An Enlightening Debut from Duo Noire

Duo Noire's debut recording for New Focus Recordings, Night Triptych, covers so many bases, and speaks so clearly to contemporary realities, that it immediately qualifies for several gold stars. But once you hear the sheer musicality of its premiere recordings of six new works for duo guitar, and how wonderfully they are played, you may be tempted to award the album several more.

For starters, Duo Noire is composed of two African-American men, both graduates of the Yale School of Music. Transcending the old New Music polarities of East Coast/West Coast, Christopher Mallett teaches at the University of California, Santa Cruz and co-owns the California Conservatory of Music near San Francisco, while Thomas Flippin teaches on the other coast, at both Concordia College Conservatory and the Diller-Quaile School of Music in New York.

Aware that less than 5% of the music performed on many concert series and recordings is by women, Thomas and Christopher set out to right the balance. "We felt like classical music was impoverishing itself by not including the artistry of incredibly gifted women composers like the ones we collaborated with on this album, who we feel have made extraordinary contributions to our instrument," they explain in the recording's press release (but not, curiously, in the album notes.)

Their choice of composers reflects more than their commitment to equality between the sexes. Grammy-nominated, Rio de Janeiro-born Clarice Assad (b.1978) is a Brazilian-American who has had commissions from Carnegie Hall and Chamber Music at Lincoln Center; Mary Kouyoumdjian (b.1983) is an Armenian-American with commissions from Carnegie Hall and Kronos Quartet; New Orleans native Courtney Bryan (b.1982) is an African-American whose music has been performed everywhere from Carnegie Hall, Lincoln Center, and Symphony Space to the fabulous Ojai Music Festival; ECM Records artist Golfam Khayam (b.1983) was born in Tehran to a family of artists and plays both classical guitar and Persian setar; Gity Razaz (b.1986) was raised in a family of physicians in Tehran and emigrated to the US in her teens before becoming a Composer-in-Residence at National Sawdust in NYC and receiving commissions from Jeffrey Zeigler of Kronos, Ballet Moscow, and the Seattle Symphony; and Gabriella Smith (b.1991) is a white woman from the Bay Area whose compositions have been performed by Eighth Blackbird, Band on a Can All-Stars, and more.
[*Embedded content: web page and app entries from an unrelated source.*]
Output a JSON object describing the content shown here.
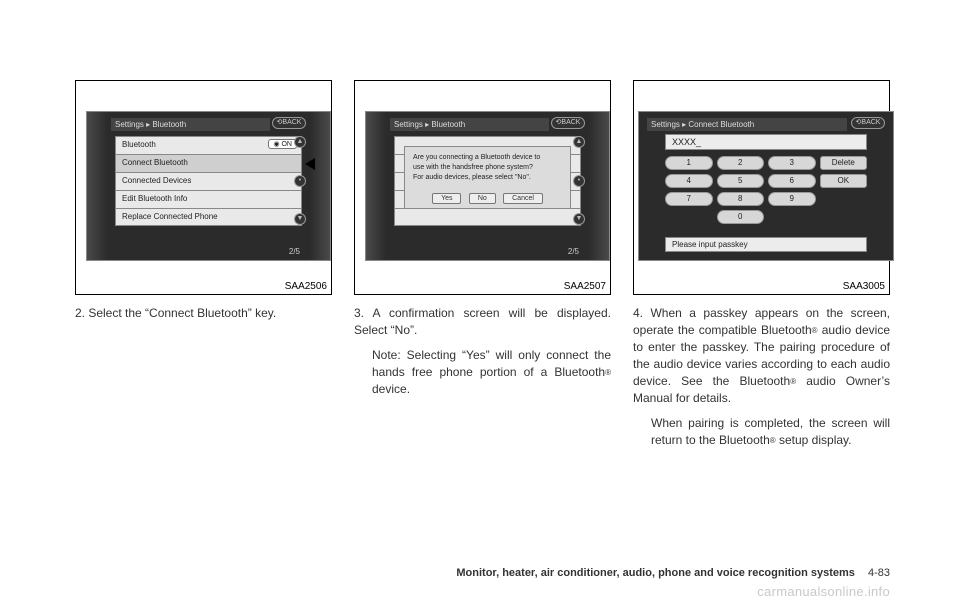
{
  "fig1": {
    "caption": "SAA2506",
    "breadcrumb": "Settings ▸ Bluetooth",
    "back": "⟲BACK",
    "on_label": "◉ ON",
    "page_indicator": "2/5",
    "items": [
      {
        "label": "Bluetooth"
      },
      {
        "label": "Connect Bluetooth"
      },
      {
        "label": "Connected Devices"
      },
      {
        "label": "Edit Bluetooth Info"
      },
      {
        "label": "Replace Connected Phone"
      }
    ]
  },
  "fig2": {
    "caption": "SAA2507",
    "breadcrumb": "Settings ▸ Bluetooth",
    "back": "⟲BACK",
    "page_indicator": "2/5",
    "dialog": {
      "line1": "Are you connecting a Bluetooth device to",
      "line2": "use with the handsfree phone system?",
      "line3": "For audio devices, please select \"No\".",
      "yes": "Yes",
      "no": "No",
      "cancel": "Cancel"
    }
  },
  "fig3": {
    "caption": "SAA3005",
    "breadcrumb": "Settings ▸ Connect Bluetooth",
    "back": "⟲BACK",
    "input_value": "XXXX_",
    "hint": "Please input passkey",
    "keys": {
      "k1": "1",
      "k2": "2",
      "k3": "3",
      "del": "Delete",
      "k4": "4",
      "k5": "5",
      "k6": "6",
      "ok": "OK",
      "k7": "7",
      "k8": "8",
      "k9": "9",
      "k0": "0"
    }
  },
  "text": {
    "step2": "2.  Select the “Connect Bluetooth” key.",
    "step3a": "3.  A confirmation screen will be displayed. Select “No”.",
    "step3b": "Note: Selecting “Yes” will only connect the hands free phone portion of a Bluetooth",
    "step3c": " device.",
    "step4a": "4.  When a passkey appears on the screen, operate the compatible Bluetooth",
    "step4b": " audio device to enter the passkey. The pairing procedure of the audio device varies according to each audio device. See the Bluetooth",
    "step4c": " audio Owner’s Manual for details.",
    "step4d": "When pairing is completed, the screen will return to the Bluetooth",
    "step4e": " setup display."
  },
  "footer": {
    "title": "Monitor, heater, air conditioner, audio, phone and voice recognition systems",
    "page": "4-83"
  },
  "watermark": "carmanualsonline.info"
}
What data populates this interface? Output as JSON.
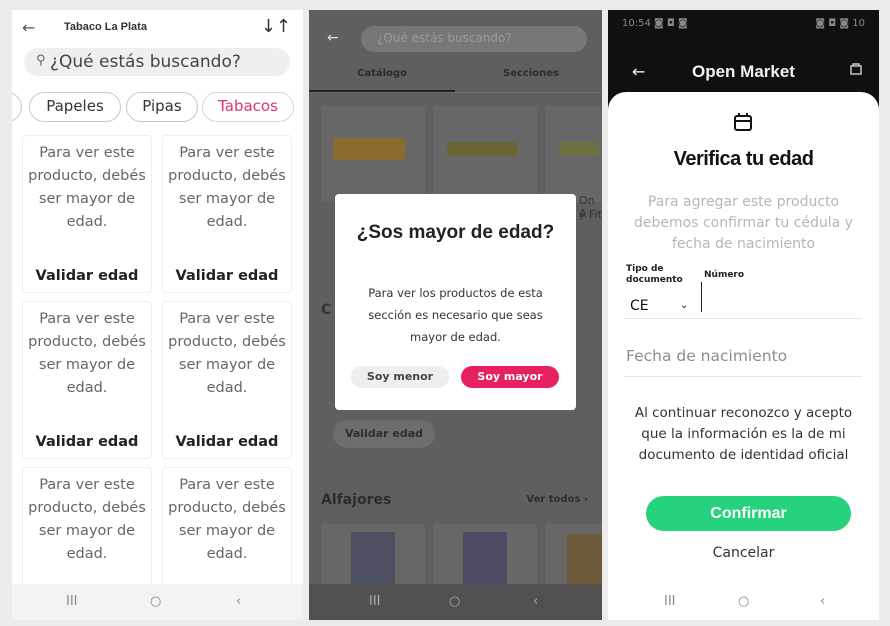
{
  "panel1": {
    "store_title": "Tabaco La Plata",
    "back_icon": "←",
    "sort_icon": "↓↑",
    "search_icon": "⚲",
    "search_placeholder": "¿Qué estás buscando?",
    "chips": [
      {
        "label": "Papeles",
        "active": false
      },
      {
        "label": "Pipas",
        "active": false
      },
      {
        "label": "Tabacos",
        "active": true
      }
    ],
    "card_message": "Para ver este producto, debés ser mayor de edad.",
    "card_action": "Validar edad",
    "nav": {
      "recent": "III",
      "home": "○",
      "back": "‹"
    }
  },
  "panel2": {
    "back_icon": "←",
    "search_placeholder": "¿Qué estás buscando?",
    "tabs": [
      "Catálogo",
      "Secciones"
    ],
    "partial_texts": [
      "On A",
      "y Fit",
      "C"
    ],
    "validar_label": "Validar edad",
    "section_title": "Alfajores",
    "see_all": "Ver todos ›",
    "modal": {
      "title": "¿Sos mayor de edad?",
      "body": "Para ver los productos de esta sección es necesario que seas mayor de edad.",
      "btn_minor": "Soy menor",
      "btn_major": "Soy mayor",
      "accent": "#e7215f"
    },
    "nav": {
      "recent": "III",
      "home": "○",
      "back": "‹"
    }
  },
  "panel3": {
    "status_left": "10:54 ◙ ◘ ◙",
    "status_right": "◙ ◘ ◙ 10",
    "back_icon": "←",
    "title": "Open Market",
    "verify_title": "Verifica tu edad",
    "verify_subtitle": "Para agregar este producto debemos confirmar tu cédula y fecha de nacimiento",
    "doc_type_label": "Tipo de documento",
    "doc_type_value": "CE",
    "doc_type_caret": "⌄",
    "number_label": "Número",
    "birth_placeholder": "Fecha de nacimiento",
    "legal_text": "Al continuar reconozco y acepto que la información es la de mi documento de identidad oficial",
    "confirm_label": "Confirmar",
    "cancel_label": "Cancelar",
    "accent": "#26d37c",
    "nav": {
      "recent": "III",
      "home": "○",
      "back": "‹"
    }
  }
}
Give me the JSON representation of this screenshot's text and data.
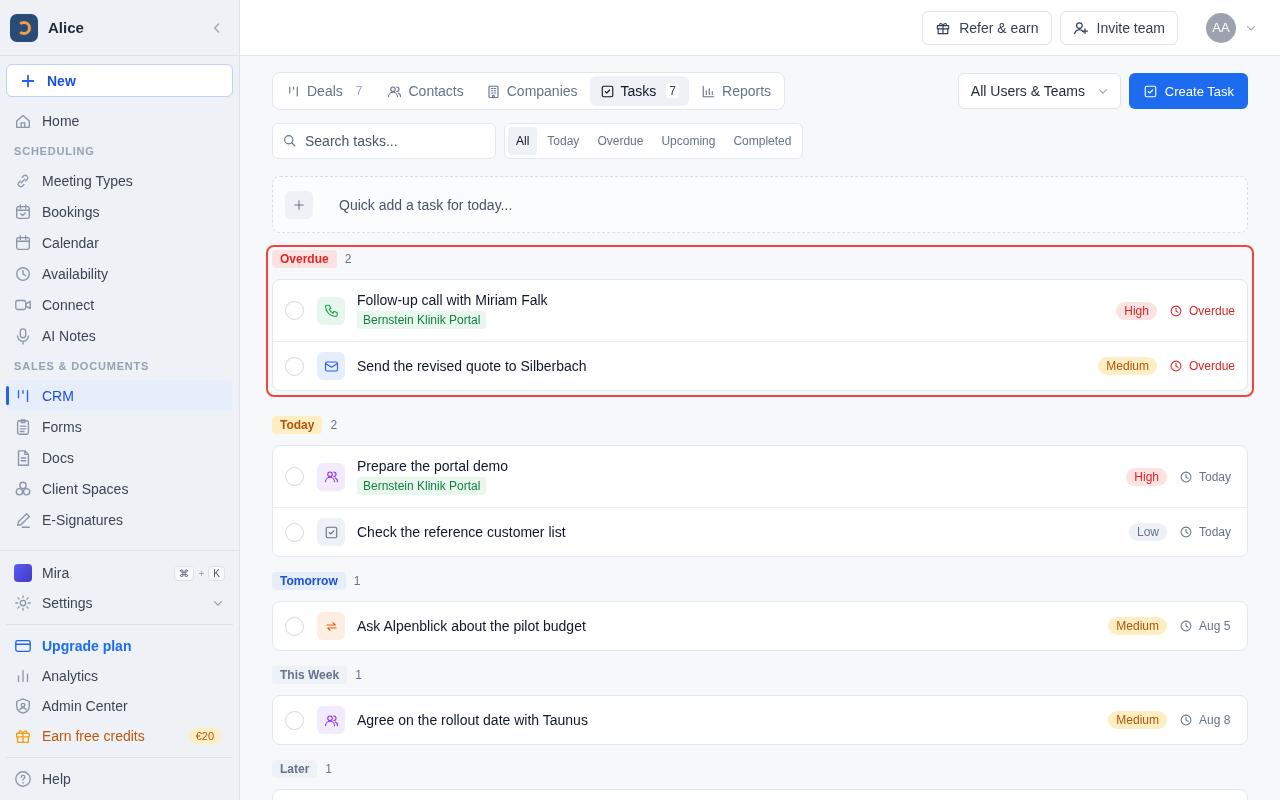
{
  "sidebar": {
    "brand": "Alice",
    "new_button": "New",
    "nav": [
      {
        "kind": "item",
        "label": "Home",
        "selected": false
      },
      {
        "kind": "section",
        "label": "SCHEDULING"
      },
      {
        "kind": "item",
        "label": "Meeting Types",
        "selected": false
      },
      {
        "kind": "item",
        "label": "Bookings",
        "selected": false
      },
      {
        "kind": "item",
        "label": "Calendar",
        "selected": false
      },
      {
        "kind": "item",
        "label": "Availability",
        "selected": false
      },
      {
        "kind": "item",
        "label": "Connect",
        "selected": false
      },
      {
        "kind": "item",
        "label": "AI Notes",
        "selected": false
      },
      {
        "kind": "section",
        "label": "SALES & DOCUMENTS"
      },
      {
        "kind": "item",
        "label": "CRM",
        "selected": true
      },
      {
        "kind": "item",
        "label": "Forms",
        "selected": false
      },
      {
        "kind": "item",
        "label": "Docs",
        "selected": false
      },
      {
        "kind": "item",
        "label": "Client Spaces",
        "selected": false
      },
      {
        "kind": "item",
        "label": "E-Signatures",
        "selected": false
      }
    ],
    "assistant": {
      "label": "Mira",
      "keys": [
        "⌘",
        "+",
        "K"
      ]
    },
    "settings": {
      "label": "Settings",
      "expanded": false
    },
    "footer": [
      {
        "kind": "upgrade",
        "label": "Upgrade plan"
      },
      {
        "kind": "plain",
        "label": "Analytics"
      },
      {
        "kind": "plain",
        "label": "Admin Center"
      },
      {
        "kind": "credits",
        "label": "Earn free credits",
        "badge": "€20"
      }
    ],
    "help": "Help"
  },
  "header": {
    "buttons": [
      "Refer & earn",
      "Invite team"
    ],
    "avatar": "AA"
  },
  "tabs": [
    {
      "label": "Deals",
      "count": "7",
      "selected": false
    },
    {
      "label": "Contacts",
      "selected": false
    },
    {
      "label": "Companies",
      "selected": false
    },
    {
      "label": "Tasks",
      "count": "7",
      "selected": true
    },
    {
      "label": "Reports",
      "selected": false
    }
  ],
  "owner_select": {
    "value": "All Users & Teams"
  },
  "create_button": "Create Task",
  "search": {
    "placeholder": "Search tasks..."
  },
  "filters": [
    {
      "label": "All",
      "selected": true
    },
    {
      "label": "Today",
      "selected": false
    },
    {
      "label": "Overdue",
      "selected": false
    },
    {
      "label": "Upcoming",
      "selected": false
    },
    {
      "label": "Completed",
      "selected": false
    }
  ],
  "quick_add": {
    "placeholder": "Quick add a task for today..."
  },
  "groups": [
    {
      "label": "Overdue",
      "kind": "overdue",
      "count": "2",
      "highlighted": true,
      "tasks": [
        {
          "title": "Follow-up call with Miriam Falk",
          "kind": "call",
          "checked": false,
          "tag": "Bernstein Klinik Portal",
          "priority": {
            "label": "High",
            "kind": "high"
          },
          "due": {
            "label": "Overdue",
            "overdue": true
          }
        },
        {
          "title": "Send the revised quote to Silberbach",
          "kind": "email",
          "checked": false,
          "priority": {
            "label": "Medium",
            "kind": "medium"
          },
          "due": {
            "label": "Overdue",
            "overdue": true
          }
        }
      ]
    },
    {
      "label": "Today",
      "kind": "today",
      "count": "2",
      "highlighted": false,
      "tasks": [
        {
          "title": "Prepare the portal demo",
          "kind": "meeting",
          "checked": false,
          "tag": "Bernstein Klinik Portal",
          "priority": {
            "label": "High",
            "kind": "high"
          },
          "due": {
            "label": "Today",
            "overdue": false
          }
        },
        {
          "title": "Check the reference customer list",
          "kind": "todo",
          "checked": false,
          "priority": {
            "label": "Low",
            "kind": "low"
          },
          "due": {
            "label": "Today",
            "overdue": false
          }
        }
      ]
    },
    {
      "label": "Tomorrow",
      "kind": "tomorrow",
      "count": "1",
      "highlighted": false,
      "tasks": [
        {
          "title": "Ask Alpenblick about the pilot budget",
          "kind": "followup",
          "checked": false,
          "priority": {
            "label": "Medium",
            "kind": "medium"
          },
          "due": {
            "label": "Aug 5",
            "overdue": false
          }
        }
      ]
    },
    {
      "label": "This Week",
      "kind": "neutral",
      "count": "1",
      "highlighted": false,
      "tasks": [
        {
          "title": "Agree on the rollout date with Taunus",
          "kind": "meeting",
          "checked": false,
          "priority": {
            "label": "Medium",
            "kind": "medium"
          },
          "due": {
            "label": "Aug 8",
            "overdue": false
          }
        }
      ]
    },
    {
      "label": "Later",
      "kind": "neutral",
      "count": "1",
      "highlighted": false
    }
  ]
}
Anyone who is tempted to think that Night Triptych is mostly concerned with political correctness owes it to themselves to listen to these commissions. For compositions written solely for two guitars (or, in the case of Kouyoumdjian's "Byblos," guitars plus prerecorded back-up), the depth, variety, and range of colors is astounding. While the fact that I am just getting to know the amplifiers that have just entered my system leaves me reluctant to discuss the recording's sound quality in detail, I am quite impressed with its timbral range, air, and depth.

The music of Night Triptych is less about melody per se than about texture, atmosphere, and feeling. Auditioned via 24/96 files that are available from HDTracks, the performances are extremely tactile and sensual.

To say that each composition creates a world all its own only begins to tell the tale. You can get a surface sense of the nature of some of the pieces from the titles. "Hocus Pocus" (Assad) explores the magical effects of sound; "Byblos" (Kouyoumdjian) takes its name from an ancient Lebanese City; "Soli Deo Gloria" (Bryan) is a gospel- and jazz-infused journey through prayer; "Night Triptych" (Khayam) reflects the influence of contemporary classical and Persian ethnic music; "The Four Haikus" (Razaz) instructs the performers to approach its sections as either operatic recitatives or arias; and "Loop the Fractal Hold of Rain" (Smith) invokes interlocking loops and patterns and textures and rain via all-enveloping minimalism kinda sorta.

There's a goldmine of ideas and feelings here, whose riches will unveil themselves more and more over time.

Bogolu Haranath's picture

Duotone :-) .......... Album cover? :-) .........

avanti1960's picture

for bringing this recording to our attention.
Picking this one up because it reminds me of one of my favorite recordings of all time - "Tributaries", Larry Coryell with John Scofield and Joe Beck (1979). "Tributaries" features a trio of acoustic guitars and I like it because it is melodic and tuneful without the hyper vigilnant playing common to many jazz and fusion releases of the day.
Hopeful that "Night Triptych" will offer similar enjoyment.

cgh's picture

The entire Assad family is very talented. I've had the privilege to hear and meet them and play some of (his) works.

DH's picture

Am listening on Tidal and will probably buy the download.
Reminds me in some places of Egberto Gismonti records from the 70's.
That's a compliment.

Allen Fant's picture

Very Nice! JVS
I will add this title to my must buy list. I will second, as above, "Tributaries" guitar trio disc.